The corner of Benton Road and Burt Boulevard is where the beautiful Bossier Parish Courthouse has found its forever home.
I say forever home because before 1972 the location for the Bossier Parish Courthouse was ever-changing. Starting in 1843 until the final resting point, the Bossier Parish Government met in five different places. This means for over 129 years the Bossier Parish Government had no exact meeting point. Talk about a hard time reaching a verdict.
The first Police Jury meeting in Bossier was held on June 19, 1843 to create the Jury. Another meeting was set to plan and propose the name and location of where they would continue to meet. When the Jury met again on July 6, 1843 it was held at Bodcau Bayou and they decided the name for the new meeting location for the parish government would be named Fredonia.
Four days later there was yet another meeting where they changed the name yet again to Society Hill. The indecisiveness continued on as the name changed again as well as the meeting location as. On August 11, 1843 the Police Jury named the new parish Bossier and also changed the name of the meeting place to Bellevue. In less than a month a wooden building measuring 25 x 30 x 12 feet high was built for the first official Bossier Parish Courthouse.

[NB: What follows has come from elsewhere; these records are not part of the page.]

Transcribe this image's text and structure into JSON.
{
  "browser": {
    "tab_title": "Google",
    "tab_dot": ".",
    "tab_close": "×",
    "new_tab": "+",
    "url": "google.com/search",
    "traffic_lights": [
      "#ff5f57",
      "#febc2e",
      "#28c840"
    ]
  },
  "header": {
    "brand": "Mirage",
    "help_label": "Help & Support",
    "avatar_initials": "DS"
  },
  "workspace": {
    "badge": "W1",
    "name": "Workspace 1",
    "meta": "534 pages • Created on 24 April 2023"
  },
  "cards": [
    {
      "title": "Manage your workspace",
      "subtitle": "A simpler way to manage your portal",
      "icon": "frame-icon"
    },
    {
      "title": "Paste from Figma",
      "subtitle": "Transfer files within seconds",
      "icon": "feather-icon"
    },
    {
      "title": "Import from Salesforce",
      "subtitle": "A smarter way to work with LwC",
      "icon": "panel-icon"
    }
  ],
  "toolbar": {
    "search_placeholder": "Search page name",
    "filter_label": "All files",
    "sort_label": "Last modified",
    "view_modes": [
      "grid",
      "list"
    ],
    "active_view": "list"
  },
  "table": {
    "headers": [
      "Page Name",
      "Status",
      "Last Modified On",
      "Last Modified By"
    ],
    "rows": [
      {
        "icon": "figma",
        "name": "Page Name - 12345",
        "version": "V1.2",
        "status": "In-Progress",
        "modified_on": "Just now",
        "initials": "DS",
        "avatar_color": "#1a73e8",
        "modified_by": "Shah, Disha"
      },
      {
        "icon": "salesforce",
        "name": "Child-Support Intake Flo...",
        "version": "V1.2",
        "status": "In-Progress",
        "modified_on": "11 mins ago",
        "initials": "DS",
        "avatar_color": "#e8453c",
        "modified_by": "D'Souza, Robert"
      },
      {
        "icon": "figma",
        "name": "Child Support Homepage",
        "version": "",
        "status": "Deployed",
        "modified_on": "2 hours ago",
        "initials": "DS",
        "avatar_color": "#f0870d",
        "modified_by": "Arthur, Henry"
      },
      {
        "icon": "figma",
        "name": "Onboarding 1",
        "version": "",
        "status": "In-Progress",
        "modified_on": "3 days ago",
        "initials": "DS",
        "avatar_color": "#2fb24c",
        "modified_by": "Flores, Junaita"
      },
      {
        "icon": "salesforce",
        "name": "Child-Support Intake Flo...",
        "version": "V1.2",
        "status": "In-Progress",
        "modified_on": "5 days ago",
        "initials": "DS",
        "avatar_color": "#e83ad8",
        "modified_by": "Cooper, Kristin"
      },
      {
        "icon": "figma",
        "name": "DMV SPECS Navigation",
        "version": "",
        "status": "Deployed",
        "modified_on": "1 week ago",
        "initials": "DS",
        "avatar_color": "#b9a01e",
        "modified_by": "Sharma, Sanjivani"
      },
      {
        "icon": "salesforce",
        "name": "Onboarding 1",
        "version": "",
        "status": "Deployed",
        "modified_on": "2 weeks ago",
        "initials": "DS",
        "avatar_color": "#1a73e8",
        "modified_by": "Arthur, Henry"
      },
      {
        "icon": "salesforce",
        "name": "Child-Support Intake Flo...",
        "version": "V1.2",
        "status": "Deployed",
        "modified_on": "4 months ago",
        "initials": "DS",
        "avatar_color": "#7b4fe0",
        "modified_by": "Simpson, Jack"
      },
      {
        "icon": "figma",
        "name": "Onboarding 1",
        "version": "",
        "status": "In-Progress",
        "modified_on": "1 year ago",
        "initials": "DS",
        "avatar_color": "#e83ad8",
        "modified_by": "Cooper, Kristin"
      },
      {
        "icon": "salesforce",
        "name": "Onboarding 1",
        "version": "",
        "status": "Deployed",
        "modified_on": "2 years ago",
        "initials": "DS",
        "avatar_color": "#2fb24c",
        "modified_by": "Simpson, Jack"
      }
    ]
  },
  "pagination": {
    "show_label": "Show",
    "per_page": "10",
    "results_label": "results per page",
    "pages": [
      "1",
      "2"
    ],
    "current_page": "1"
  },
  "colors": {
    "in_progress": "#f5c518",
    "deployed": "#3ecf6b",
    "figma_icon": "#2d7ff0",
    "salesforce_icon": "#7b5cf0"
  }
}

New Renovation Needs
The need for a new courthouse arose again and nine years later on February 2, 1852 a new two-story brick structure was built on a stone foundation. The brick building was fireproof and measured at 60 x 44 feet. All of the materials and building fees totaled to an approximate cost of less than $12,000. If only buildings were still that price! The Courthouse remained in use until 1892. Finally the Bossier Parish Government had a location that lasted longer than the one before.

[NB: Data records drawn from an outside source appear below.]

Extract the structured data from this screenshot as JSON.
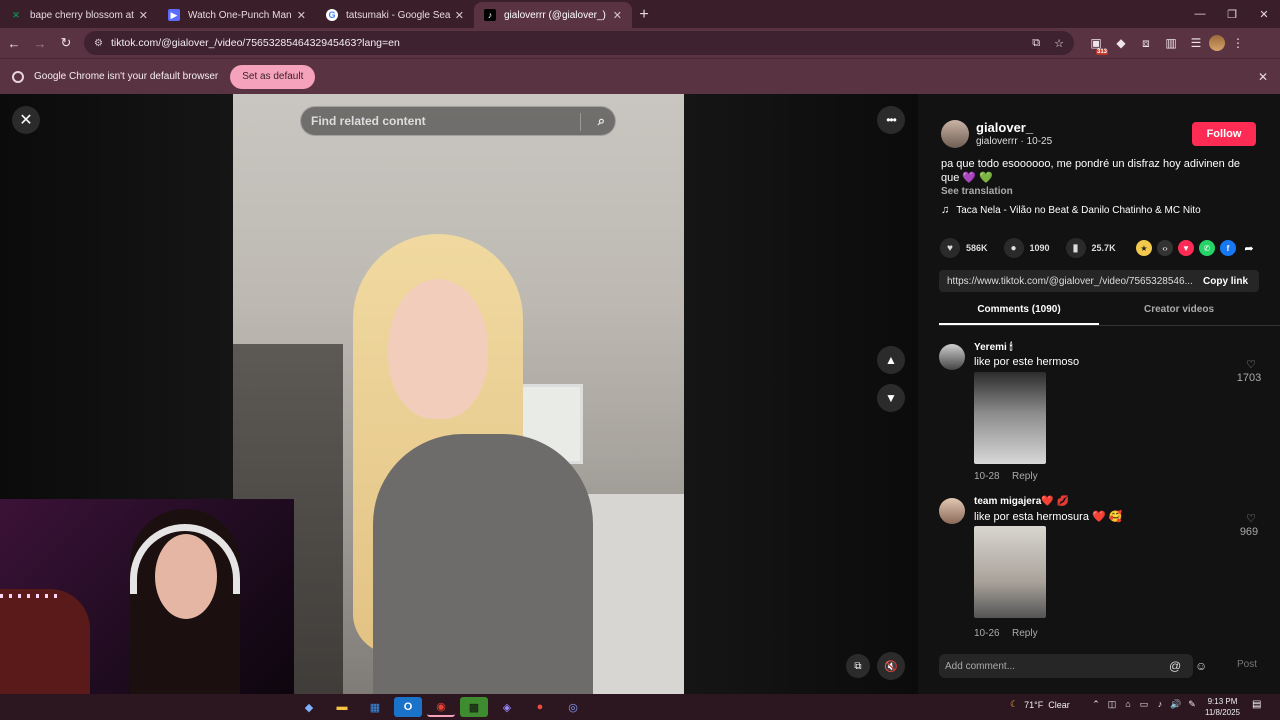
{
  "browser": {
    "tabs": [
      {
        "title": "bape cherry blossom at StockX",
        "favicon": "stockx-icon",
        "fav_color": "#0e8a4f"
      },
      {
        "title": "Watch One-Punch Man full HD",
        "favicon": "video-icon",
        "fav_color": "#5b6cff"
      },
      {
        "title": "tatsumaki - Google Search",
        "favicon": "google-icon",
        "fav_color": "#ffffff"
      },
      {
        "title": "gialoverrr (@gialover_) | TikTok",
        "favicon": "tiktok-icon",
        "fav_color": "#000000"
      }
    ],
    "url": "tiktok.com/@gialover_/video/7565328546432945463?lang=en",
    "extension_badge": "313",
    "infobar_text": "Google Chrome isn't your default browser",
    "infobar_button": "Set as default"
  },
  "video": {
    "search_placeholder": "Find related content"
  },
  "post": {
    "author_name": "gialover_",
    "author_meta": "gialoverrr · 10-25",
    "follow_label": "Follow",
    "caption": "pa que todo esoooooo, me pondré un disfraz hoy adivinen de que 💜 💚",
    "see_translation": "See translation",
    "music": "Taca Nela - Vilão no Beat & Danilo Chatinho & MC Nito",
    "likes": "586K",
    "comments": "1090",
    "saves": "25.7K",
    "link": "https://www.tiktok.com/@gialover_/video/7565328546...",
    "copy_link": "Copy link",
    "tab_comments": "Comments (1090)",
    "tab_creator": "Creator videos"
  },
  "comments": [
    {
      "user": "Yeremi 🕯",
      "text": "like por este hermoso",
      "date": "10-28",
      "reply": "Reply",
      "likes": "1703"
    },
    {
      "user": "team migajera❤️ 💋",
      "text": "like por esta hermosura ❤️ 🥰",
      "date": "10-26",
      "reply": "Reply",
      "likes": "969"
    }
  ],
  "composer": {
    "placeholder": "Add comment...",
    "post": "Post"
  },
  "taskbar": {
    "weather_temp": "71°F",
    "weather_desc": "Clear",
    "time": "9:13 PM",
    "date": "11/8/2025"
  },
  "colors": {
    "follow": "#fe2c55",
    "chrome_frame": "#5a3342",
    "set_default": "#f5a3bc"
  }
}
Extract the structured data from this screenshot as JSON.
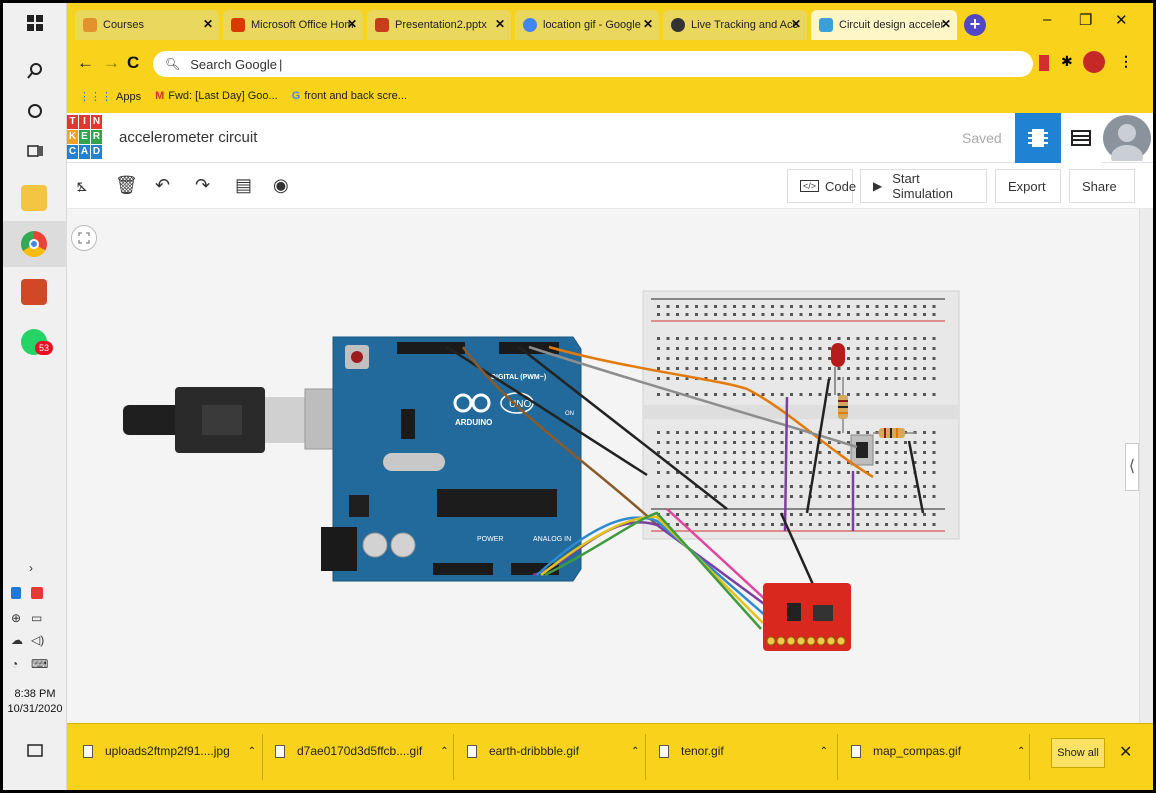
{
  "taskbar": {
    "icons": [
      "windows-icon",
      "search-icon",
      "cortana-icon",
      "task-view-icon",
      "file-explorer-icon",
      "chrome-icon",
      "powerpoint-icon",
      "whatsapp-icon"
    ],
    "whatsapp_badge": "53",
    "clock_time": "8:38 PM",
    "clock_date": "10/31/2020"
  },
  "browser": {
    "tabs": [
      {
        "title": "Courses",
        "color": "#e3912c"
      },
      {
        "title": "Microsoft Office Hom",
        "color": "#d83b01"
      },
      {
        "title": "Presentation2.pptx",
        "color": "#c43e1c"
      },
      {
        "title": "location gif - Google",
        "color": "#4285f4"
      },
      {
        "title": "Live Tracking and Acc",
        "color": "#333333"
      },
      {
        "title": "Circuit design acceler",
        "color": "#3ca0d8"
      }
    ],
    "omnibox_placeholder": "Search Google",
    "bookmarks": [
      "Apps",
      "Fwd: [Last Day] Goo...",
      "front and back scre..."
    ],
    "theme_color": "#f9d31b"
  },
  "tinkercad": {
    "logo_letters": [
      "T",
      "I",
      "N",
      "K",
      "E",
      "R",
      "C",
      "A",
      "D"
    ],
    "project_title": "accelerometer circuit",
    "saved_label": "Saved",
    "toolbar": {
      "code_label": "Code",
      "start_simulation_label": "Start Simulation",
      "export_label": "Export",
      "share_label": "Share"
    },
    "accent_color": "#1f82d2"
  },
  "circuit": {
    "arduino_brand": "ARDUINO",
    "arduino_model": "UNO",
    "digital_label": "DIGITAL (PWM~)",
    "power_label": "POWER",
    "analog_label": "ANALOG IN",
    "on_label": "ON"
  },
  "downloads": {
    "items": [
      "uploads2ftmp2f91....jpg",
      "d7ae0170d3d5ffcb....gif",
      "earth-dribbble.gif",
      "tenor.gif",
      "map_compas.gif"
    ],
    "show_all_label": "Show all"
  }
}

If you have stayed with me I have told you of two locations. At the beginning I told you they met in at least five different locations. That means the two-story, fireproof, $12,000 brick building in Bellevue was not the final resting point for the Bossier Parish Courthouse. The thought for moving the courthouse again was in good reason. Moving the courthouse again was due to the fact that Bellevue did not have a railroad.
The Bossier Parish Police Jury voted on and decided in 1888 that Benton would be the moving destination for the courthouse simply because of the railroad located right through it. The idea of moving the courthouse to a new location caused much controversy throughout the parish. With the tensions high, the only way to move the courthouse would have to be done when no one was around. There was a group of 21 Benton citizens that stealthily moved all of the records to the new location in the middle of the night. Secret agent acts if you ask me.
The Courthouse Relocates…
The location that the records were stored was named the Robinson’s Hotel. This two-story hotel was located on Front Street near the golden railroad. Despite the altercations caused by the moving, it seemed promising. This building became the third Bossier Parish Courthouse and was rented out for $25 a month. Now that is my kind of rent money.
However, despite the awesome location right near the railroad tracks, the saga of the Bossier Parish Courthouse destination continued. Yet another courthouse was built in 1893. This was the fourth courthouse but the Bossier Police Jury’s previous verdict of moving it to Benton still stood. The new courthouse would remain in Benton on a plot of land that was donated to the parish for a whopping $1.00. The $23,684 courthouse was celebrated with a grand opening ball on June 10, 1893. This celebrated building was used for 79 years.
The Final Courthouse
After the many years of use in the previous building, the citizens of Bossier Parish voted a special tax to build a fifth and hopefully final courthouse. The tax was passed and the building was constructed and opened in 1972. The building still remains in use and houses the Bossier Parish government. Since the opening, there have been expansions and renovations done to the building to accommodate for the growing parish and its need for a growing government making this case closed.
Info for this blog was provided by Ann Middleton, the Director of the Bossier Parish Library Historical Center and her article on the Bossier Courthouse.
Photos Courtesy of the Bossier Parish Library Historical Center & Wikimedia Commons